Be mindful of reverse polarity.
Reverse polarity occurs when the hot and neutral wires are wired in reverse. This is common in countries such as France, and for UK tourists this can create dangerous situations such as injuries, fires, and other disasters, if you are not aware of it. One of the safety issues with reverse polarity of an electric hook-up (EHU) is any appliances connected to the mains socket outlets in your motorhome will always be live, even if you turn them off at the switches. So in essence, the live connection will still be very much live, even though appliances appear to be switched off. Testing kits such as this one can help to ensure you know what’s what. If you don’t have one of these, the best thing to do in situations such as replacing a light bulb or fuse is to switch off your van’s master switch and unplug your hook-up cable from the bollard, before doing so.
Take a break
It can be tempting to drive for as long as you can, before taking a break, so you can spend more time at your destination.
However, driving while tired can be extremely dangerous. So be sure to take regular rest breaks and stop when your eyes become heavy, or your concentration begins to wane. Remember, the driving is part of the experience and it’s always better to be safe than sorry.
Get yourself covered
Getting the right cover in place will ensure you are well protected, in the event of an accident. Remember, no policy will protect you against every scenario, so it’s best to read your policy documents to understand the conditions and exclusions that apply.
If you’re planning to cross the channel and holiday in Europe, one thing you don’t want to overlook is EU breakdown insurance. Don’t assume your standard motorhome breakdown insurance offers the same level of cover abroad as it does at home in the UK. Failing to have European breakdown cover in place could mean your holiday ends up costing you way more than anticipated if the worst were to happen. Breaking down while overseas could be much more complicated, than if it were to happen in the UK.

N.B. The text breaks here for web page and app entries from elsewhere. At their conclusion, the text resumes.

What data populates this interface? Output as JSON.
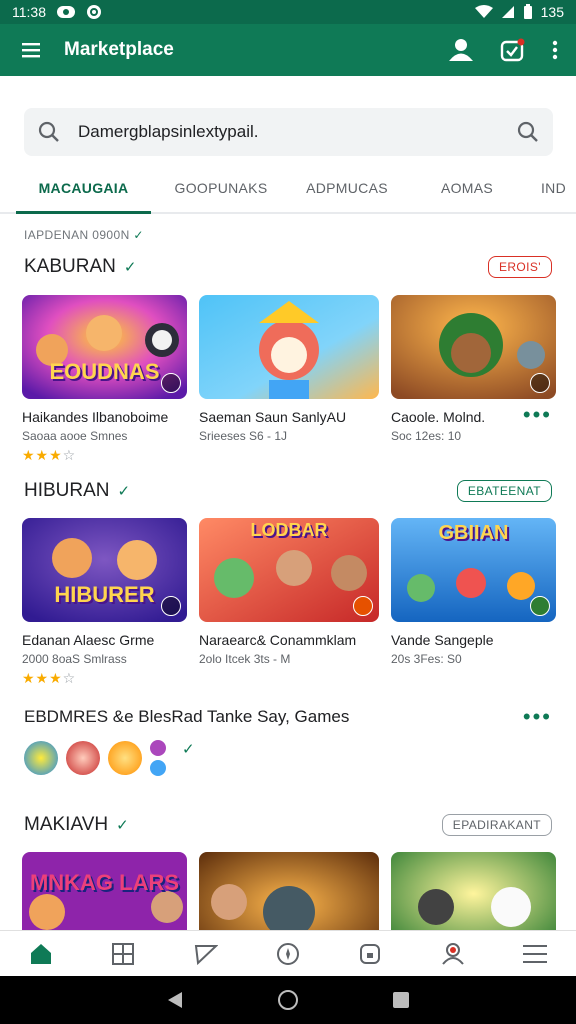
{
  "status_bar": {
    "time": "11:​38",
    "battery": "135"
  },
  "app_bar": {
    "title": "Marketplace"
  },
  "search": {
    "value": "Damergblapsinlextypail."
  },
  "tabs": [
    {
      "label": "MACAUGAIA",
      "active": true
    },
    {
      "label": "GOOPUNAKS",
      "active": false
    },
    {
      "label": "ADPMUCAS",
      "active": false
    },
    {
      "label": "AOMAS",
      "active": false
    },
    {
      "label": "IND",
      "active": false
    }
  ],
  "breadcrumb": "IAPDENAN 0900N",
  "sections": [
    {
      "title": "KABURAN",
      "action": "EROIS'",
      "cards": [
        {
          "name": "Haikandes Ilbanoboime",
          "meta": "Saoaa aooe Smnes",
          "art_label": "EOUDNAS",
          "stars": 3
        },
        {
          "name": "Saeman Saun SanlyAU",
          "meta": "Srieeses  S6  -  1J",
          "art_label": "",
          "stars": 0
        },
        {
          "name": "Caoole. Molnd.",
          "meta": "Soc 12es:  10",
          "art_label": "",
          "stars": 0
        }
      ]
    },
    {
      "title": "HIBURAN",
      "action": "EBATEENAT",
      "cards": [
        {
          "name": "Edanan Alaesc Grme",
          "meta": "2000 8oaS Smlrass",
          "art_label": "HIBURER",
          "stars": 3
        },
        {
          "name": "Naraearc& Conammklam",
          "meta": "2olo Itcek  3ts  -  M",
          "art_label": "LODBAR",
          "stars": 0
        },
        {
          "name": "Vande Sangeple",
          "meta": "20s 3Fes:  S0",
          "art_label": "GBIIAN",
          "stars": 0
        }
      ]
    },
    {
      "title": "EBDMRES &e BlesRad Tanke Say, Games"
    },
    {
      "title": "MAKIAVH",
      "action": "EPADIRAKANT",
      "cards": [
        {
          "name": "",
          "meta": "",
          "art_label": "MNKAG LARS",
          "stars": 0
        },
        {
          "name": "",
          "meta": "",
          "art_label": "",
          "stars": 0
        },
        {
          "name": "",
          "meta": "",
          "art_label": "",
          "stars": 0
        }
      ]
    }
  ],
  "colors": {
    "brand": "#0f7a56",
    "brand_dark": "#0c6a4c",
    "accent_red": "#d93025",
    "star": "#f9ab00"
  }
}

If a breakdown occurs in the UK, your insurer can arrange for your vehicle to be taken to a garage to be repaired. Whereas, breaking down in Europe could result in having to make your own repair and recovery arrangements if you aren’t adequately covered. You’ll need to find a recovery company to tow you and a trustworthy garage to fix your vehicle. On top of this, you’ll have to cover the costs for recovery, labour and repairs out of your own pocket. If your vehicle can’t be fixed before you’re due to travel back to the UK, you’ll also need to cover the cost of getting you and your vehicle back home. Sadly, the further away from home you are, the more this will cost. Finding yourself in this situation can be both difficult and stressful, especially if you don’t speak the language or know the area.
What do I do if I breakdown in Europe?
Don’t panic and respond to the breakdown as you would in the UK.
If you breakdown on the motorway or at a motorway service station, you can call for help from an orange SOS box, situated at the side of the road, or 112 from your mobile in most EU countries. Bear in mind, recovery agents may not speak English, so you’re best to call your breakdown assistance service first to prevent any problems arising. It’s also worth knowing that only minor repairs are carried out at the roadside in Europe.
You can visit our website for further information on motorhome insurance and RAC motorhome breakdown insurance. Alternatively, you can speak to one of our customer advisors on 01480 402 460 to get a quote.
Disclaimer: The sole purpose of this article is to provide guidance on the topic covered. This article is not intended to give legal advice, it should not be relied upon. It should not be regarded as a comprehensive statement of the law and/or market practice in this area. We cannot guarantee the completeness or accuracy of the information contained in the external links, which were live at the date of publication.